* [Data in this exercise]:
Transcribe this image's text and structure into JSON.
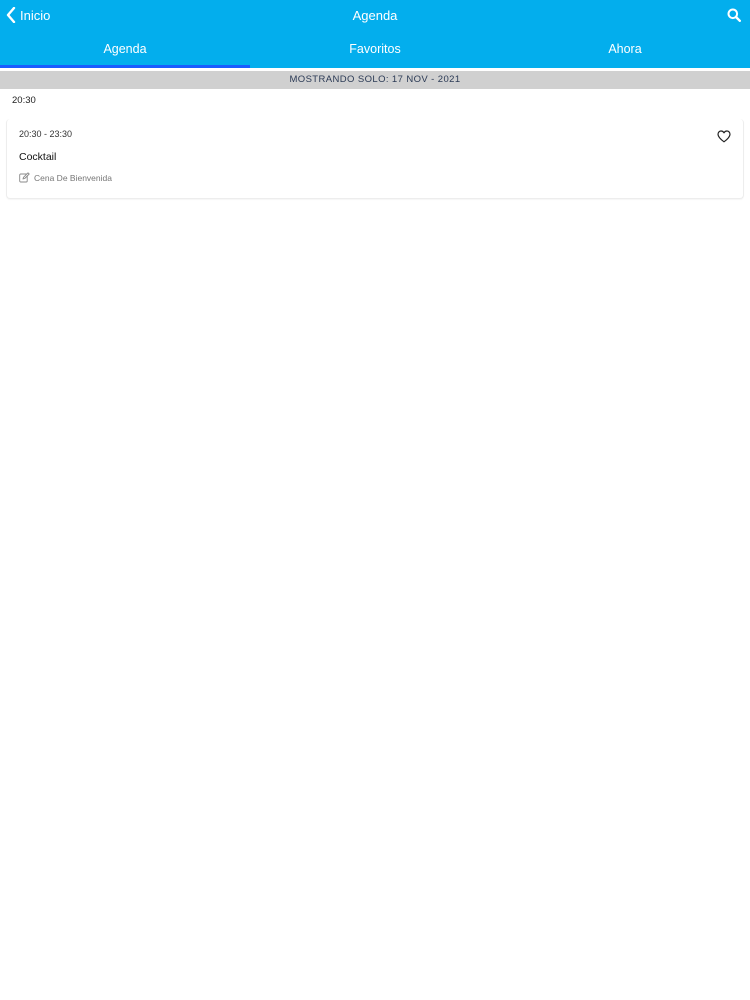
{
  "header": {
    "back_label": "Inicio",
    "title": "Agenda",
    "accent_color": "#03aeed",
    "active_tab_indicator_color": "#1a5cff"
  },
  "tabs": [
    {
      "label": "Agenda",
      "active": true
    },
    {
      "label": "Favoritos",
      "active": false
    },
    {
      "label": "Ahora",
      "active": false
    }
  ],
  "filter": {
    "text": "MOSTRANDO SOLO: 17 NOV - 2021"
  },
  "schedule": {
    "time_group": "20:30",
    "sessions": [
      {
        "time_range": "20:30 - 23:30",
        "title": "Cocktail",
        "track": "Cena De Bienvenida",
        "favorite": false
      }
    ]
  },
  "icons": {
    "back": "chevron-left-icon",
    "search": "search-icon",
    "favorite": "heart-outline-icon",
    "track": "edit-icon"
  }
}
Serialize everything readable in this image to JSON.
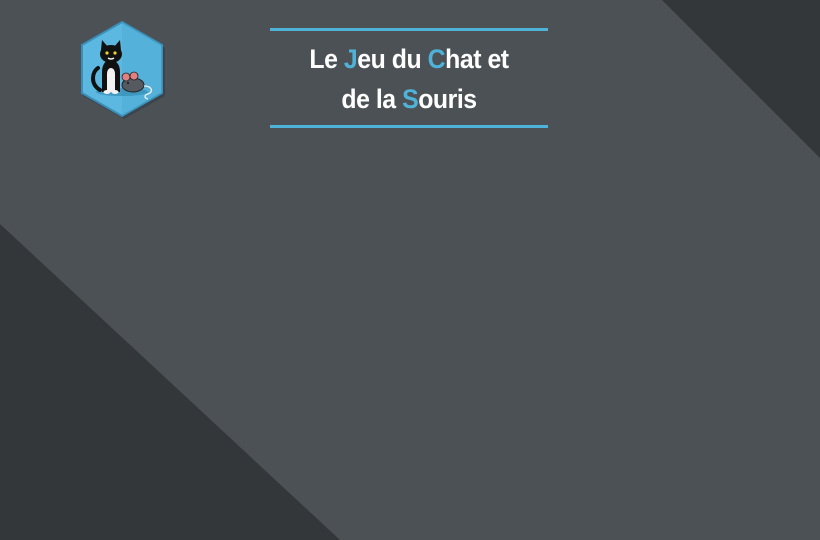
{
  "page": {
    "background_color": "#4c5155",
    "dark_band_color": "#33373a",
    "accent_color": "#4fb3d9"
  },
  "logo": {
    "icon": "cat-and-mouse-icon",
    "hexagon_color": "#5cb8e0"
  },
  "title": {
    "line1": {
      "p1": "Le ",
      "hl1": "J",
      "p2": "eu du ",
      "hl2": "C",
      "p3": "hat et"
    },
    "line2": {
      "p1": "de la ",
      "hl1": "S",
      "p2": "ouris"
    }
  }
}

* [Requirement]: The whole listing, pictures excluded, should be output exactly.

* [Exercise response]:
Transcribe this image's text and structure into JSON.
{
  "header": {
    "back_label": "Inicio",
    "title": "Agenda",
    "accent_color": "#03aeed",
    "active_tab_indicator_color": "#1a5cff"
  },
  "tabs": [
    {
      "label": "Agenda",
      "active": true
    },
    {
      "label": "Favoritos",
      "active": false
    },
    {
      "label": "Ahora",
      "active": false
    }
  ],
  "filter": {
    "text": "MOSTRANDO SOLO: 17 NOV - 2021"
  },
  "schedule": {
    "time_group": "20:30",
    "sessions": [
      {
        "time_range": "20:30 - 23:30",
        "title": "Cocktail",
        "track": "Cena De Bienvenida",
        "favorite": false
      }
    ]
  },
  "icons": {
    "back": "chevron-left-icon",
    "search": "search-icon",
    "favorite": "heart-outline-icon",
    "track": "edit-icon"
  }
}
Serialize everything readable in this image to JSON.
{
  "page": {
    "background_color": "#4c5155",
    "dark_band_color": "#33373a",
    "accent_color": "#4fb3d9"
  },
  "logo": {
    "icon": "cat-and-mouse-icon",
    "hexagon_color": "#5cb8e0"
  },
  "title": {
    "line1": {
      "p1": "Le ",
      "hl1": "J",
      "p2": "eu du ",
      "hl2": "C",
      "p3": "hat et"
    },
    "line2": {
      "p1": "de la ",
      "hl1": "S",
      "p2": "ouris"
    }
  }
}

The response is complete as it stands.